The partial condensate is formed in situ by adding the corresponding trialkoxysilane to the aqueous colloidal dispersion of silicon dioxide. Suitable trialkoxysilanes are those which contain methoxy, ethoxy, isopropoxy, and sec.-butoxy substituents. Following formation of the silanol in acidic aqueous solution, the hydroxyl substituents are condensed with the formation of Si—O—Si bonds. Condensation does not proceed to completion. A certain number of silicon-bonded hydroxyl groups remain and these keep the organopolysiloxane formed in solution in the aqueous/alcoholic medium.
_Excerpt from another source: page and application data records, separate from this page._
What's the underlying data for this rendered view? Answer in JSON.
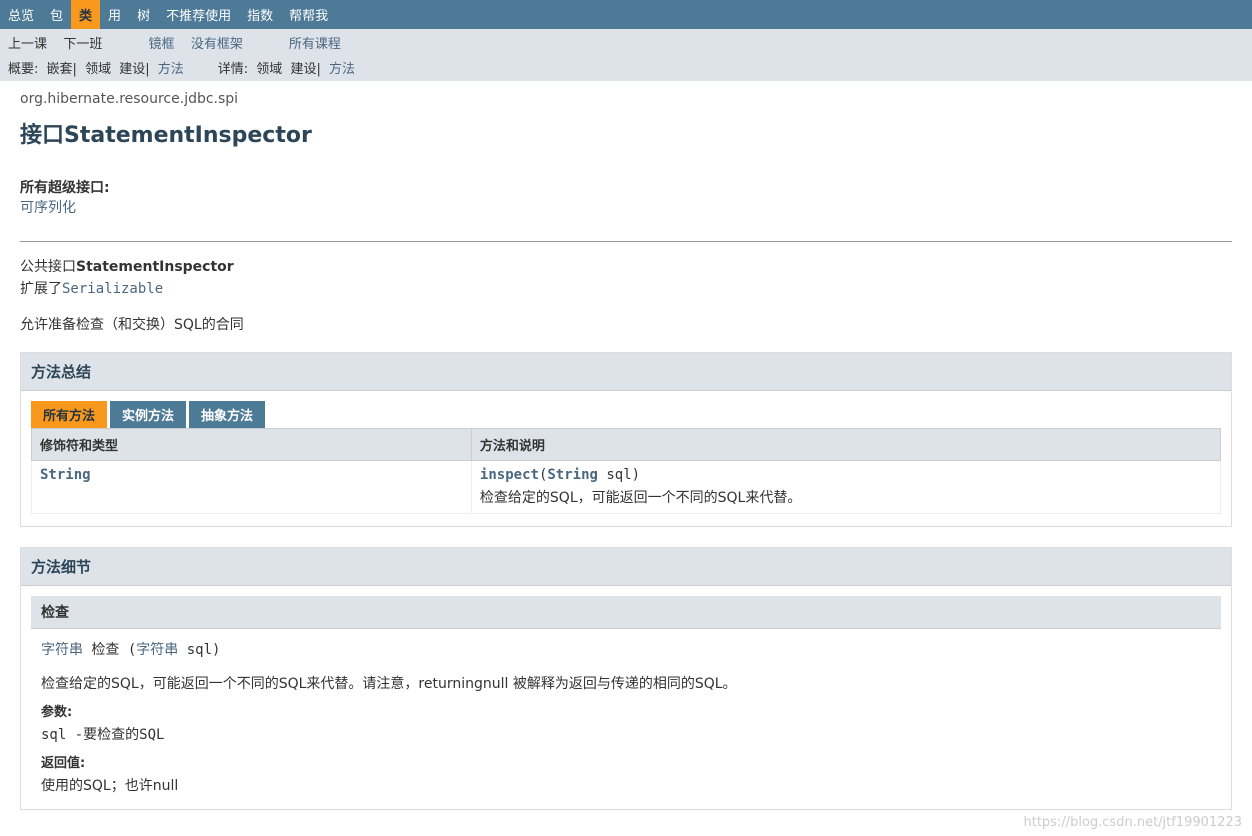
{
  "topnav": {
    "items": [
      {
        "label": "总览"
      },
      {
        "label": "包"
      },
      {
        "label": "类",
        "active": true
      },
      {
        "label": "用"
      },
      {
        "label": "树"
      },
      {
        "label": "不推荐使用"
      },
      {
        "label": "指数"
      },
      {
        "label": "帮帮我"
      }
    ]
  },
  "subnav": {
    "prev": "上一课",
    "next": "下一班",
    "frames": "镜框",
    "noframes": "没有框架",
    "allclasses": "所有课程",
    "summary_label": "概要:",
    "summary_items": {
      "nested": "嵌套|",
      "field": "领域",
      "constr": "建设|",
      "method": "方法"
    },
    "detail_label": "详情:",
    "detail_items": {
      "field": "领域",
      "constr": "建设|",
      "method": "方法"
    }
  },
  "header": {
    "package": "org.hibernate.resource.jdbc.spi",
    "title": "接口StatementInspector"
  },
  "superinterfaces": {
    "label": "所有超级接口:",
    "link": "可序列化"
  },
  "signature": {
    "prefix": "公共接口",
    "name": "StatementInspector",
    "extends_label": "扩展了",
    "extends_link": "Serializable"
  },
  "description": "允许准备检查（和交换）SQL的合同",
  "method_summary": {
    "heading": "方法总结",
    "tabs": [
      {
        "label": "所有方法",
        "active": true
      },
      {
        "label": "实例方法"
      },
      {
        "label": "抽象方法"
      }
    ],
    "col_type": "修饰符和类型",
    "col_method": "方法和说明",
    "rows": [
      {
        "type_link": "String",
        "method_link": "inspect",
        "open": "(",
        "param_type": "String",
        "param_name": " sql)",
        "desc": "检查给定的SQL，可能返回一个不同的SQL来代替。"
      }
    ]
  },
  "method_detail": {
    "heading": "方法细节",
    "method_name": "检查",
    "sig_type": "字符串",
    "sig_name": " 检查 (",
    "sig_param_type": "字符串",
    "sig_param_name": " sql)",
    "desc": "检查给定的SQL，可能返回一个不同的SQL来代替。请注意，returningnull 被解释为返回与传递的相同的SQL。",
    "params_label": "参数:",
    "params_value": "sql  -要检查的SQL",
    "returns_label": "返回值:",
    "returns_value": "使用的SQL；也许null"
  },
  "watermark": "https://blog.csdn.net/jtf19901223"
}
This soluble partial condensate can be characterised as a siloxanol polymer with at least one hydroxyl group bonded to a silicon atom per every three SiO units.
During the curing process for the non-stick coating, these remaining hydroxyl groups condense in order form a silsesquioxane of the formula R—SiO3/2.
Coatings according to the invention can be cured by thermal or photochemical (UV) treatment, wherein the particular method used depends on the nature of the coating and/or on the technical boundary conditions present on site.
Coatings according to the invention can be applied to all commonly used mold materials such as, e.g., steel, aluminium, plastics, etc.
Preferred mold materials are, for example, high-strength aluminium alloy AlZnMgCu 1.5, type 3.4365, unalloyed tool steel C 45, type 1.1730, corrosion resistant core-hardened steel X 42, type 1.2083 or other grades of steel used for the construction of tools. Depending on the mold material, separate cleaning and pretreatment of the surface, e.g. by the application of a primer, may not be necessary.
In addition, 1% strength alcoholic solutions of the partial hydrolysates of organofunctional silanes such as, for example, vinyltrimethoxysilane, vinyltriethoxysilane, γ-glycidoxypropyl-trimethoxysilane, γ-methacryloxypropyltrimethoxysilane, γ-glycidoxypropyltriacetoxysilane, tris(glycidoxypropyl)methoxysilane, γ-aminopropyltrimethoxysilane, γ-aminopropyltriethosysilane and mixtures thereof may be used, for example, as primers. Preferably γ-glycidoxypropyltrimethoxysilane or γ-aminopropyltrimethoxysilane are used as primers.
For this purpose, the silanes are generally dissolved in an alcohol as mentioned above, such as for example methanol and ethanol, or another polar solvent, and applied to the cleaned mold in a thin layer using a brush or sprayed on using a spray device, and then allowed to evaporate at room temperature. Other suitable alcohols include isopropanol, n-butanol, and isobutanol.
It is advantageous, but not essential, to condition the dried primer at mild temperatures, e.g. at 60 to 90° C., for a period of 15 to 30 minutes in order to ensure particularly good adhesion of the subsequently applied coating to the substrate material. Molds coated according to the invention can be used for the production of molded parts made from a wide variety of thermoplastic and thermoset plastics. Examples are polyethylene, polypropylene, PVC or polyurethane.
Particular advantages are exhibited when producing molded parts from polyurethane, in particular polyurethane foam, very particularly flexible polyurethane foam.
The invention is further illustrated but is not intended to be limited by the following examples in which all parts and percentages are by weight unless otherwise specified.